COURSE DESCRIPTION FOR THE UNITED STATES; 1492-1865
This course analyzes the interaction among individuals, communities, states, the nation, and the world, considering how these interactions have contributed to the development of the United States and its global role. As required by the Undergraduate Studies Advisory Committee, with the guidance of the Texas Higher Education Coordinating Board, this course fulfills the Coordinating Board’s Exemplary Educational Objectives and Core Objectives (Texas Core Curriculum Code 060) for U.S. History. Following the Core Objectives, this course examines past events and ideas relative to the United States. Lectures, readings, written assignments, and discussions in this course will address four Core Objectives: Critical Thinking Skills, Communication Skills, Personal Responsibility, and Social Responsibility. The Texas Common Course Number (TCCN) for this course is HIST 1301.
This course is organized around five Big Ideas, or recurrent historical themes. As you study American history with us, will see them in different forms again and again throughout the year, from the earliest days of colonial America to the Civil War. They are:
• American Identities: Since its colonial beginnings, the American identity has been formed by sometimes uneasy and evolving relationships among many people.
• Labor and Technology: New machines and technologies have expanded America’s agricultural and industrial productivity, but often at the expense of workers, both free and enslaved.
• America and the World: America’s role in the world began on the periphery and has moved to take a central place.
• Reforms and Renewals: The Puritan mission to create a City on a Hill has been adopted in many forms throughout America’s history, resulting in social and political movements that reinvigorate and often challenge Americans to reflect on their future.
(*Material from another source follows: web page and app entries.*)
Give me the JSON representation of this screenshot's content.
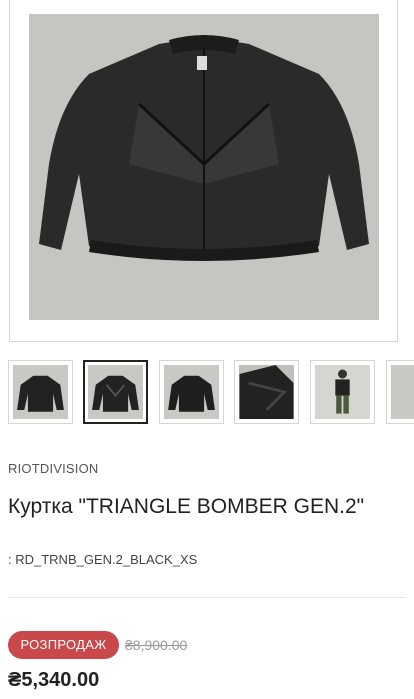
{
  "product": {
    "brand": "RIOTDIVISION",
    "title": "Куртка \"TRIANGLE BOMBER GEN.2\"",
    "sku": ": RD_TRNB_GEN.2_BLACK_XS",
    "image_subject": "black bomber jacket",
    "main_image_bg": "#c5c6c1"
  },
  "gallery": {
    "thumbnails": [
      {
        "subject": "jacket front"
      },
      {
        "subject": "jacket front with mesh (selected)"
      },
      {
        "subject": "jacket back"
      },
      {
        "subject": "jacket detail close-up"
      },
      {
        "subject": "model wearing jacket"
      },
      {
        "subject": "partial thumbnail"
      }
    ],
    "selected_index": 1
  },
  "pricing": {
    "sale_label": "РОЗПРОДАЖ",
    "old_price": "₴8,900.00",
    "new_price": "₴5,340.00",
    "sale_color": "#c9494a"
  }
}
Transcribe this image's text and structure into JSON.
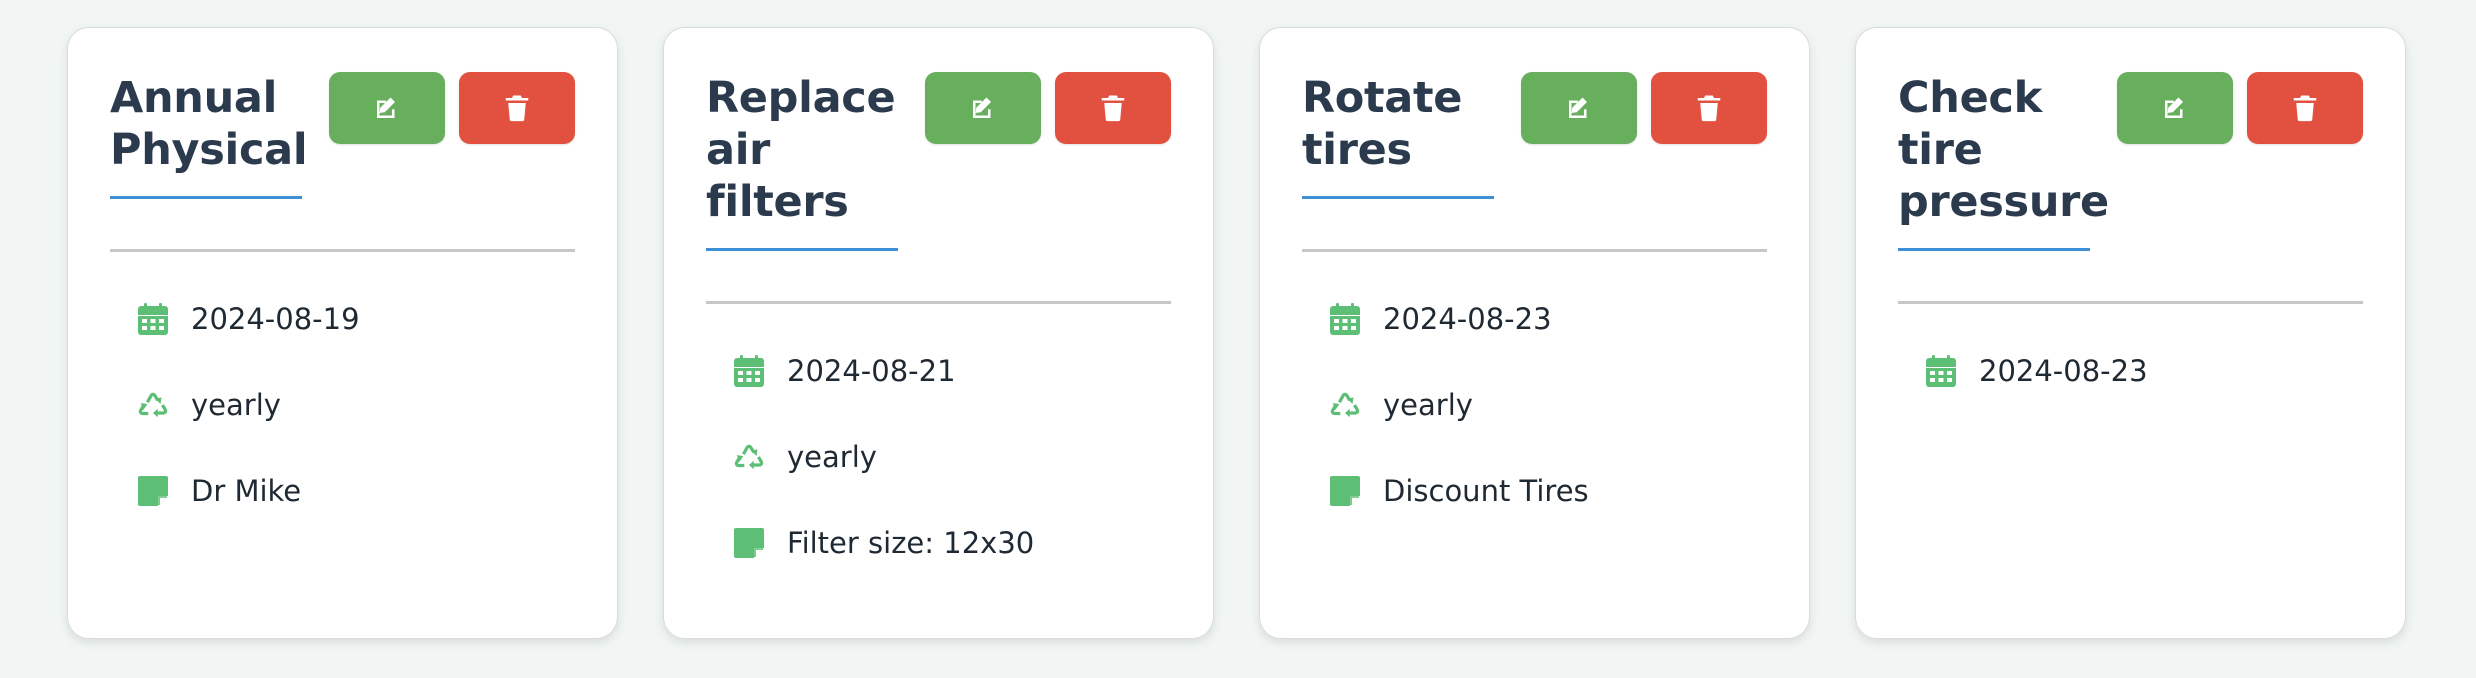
{
  "colors": {
    "background": "#f1f6f4",
    "edit_button": "#67ae5d",
    "delete_button": "#e2513f",
    "icon_green": "#5dbe75",
    "title_underline": "#3d8fd6",
    "title_text": "#2b3a4d"
  },
  "icons": {
    "edit": "pencil-square-icon",
    "delete": "trash-icon",
    "date": "calendar-icon",
    "frequency": "recycle-icon",
    "note": "sticky-note-icon"
  },
  "cards": [
    {
      "title_lines": [
        "Annual",
        "Physical"
      ],
      "date": "2024-08-19",
      "frequency": "yearly",
      "note": "Dr Mike"
    },
    {
      "title_lines": [
        "Replace",
        "air",
        "filters"
      ],
      "date": "2024-08-21",
      "frequency": "yearly",
      "note": "Filter size: 12x30"
    },
    {
      "title_lines": [
        "Rotate",
        "tires"
      ],
      "date": "2024-08-23",
      "frequency": "yearly",
      "note": "Discount Tires"
    },
    {
      "title_lines": [
        "Check",
        "tire",
        "pressure"
      ],
      "date": "2024-08-23"
    }
  ]
}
• Self and Society: Our increasingly participatory democracy reflects a changing and carefully negotiated balance between individual freedoms and the social and political structures intended to protect the best interests of community and nation.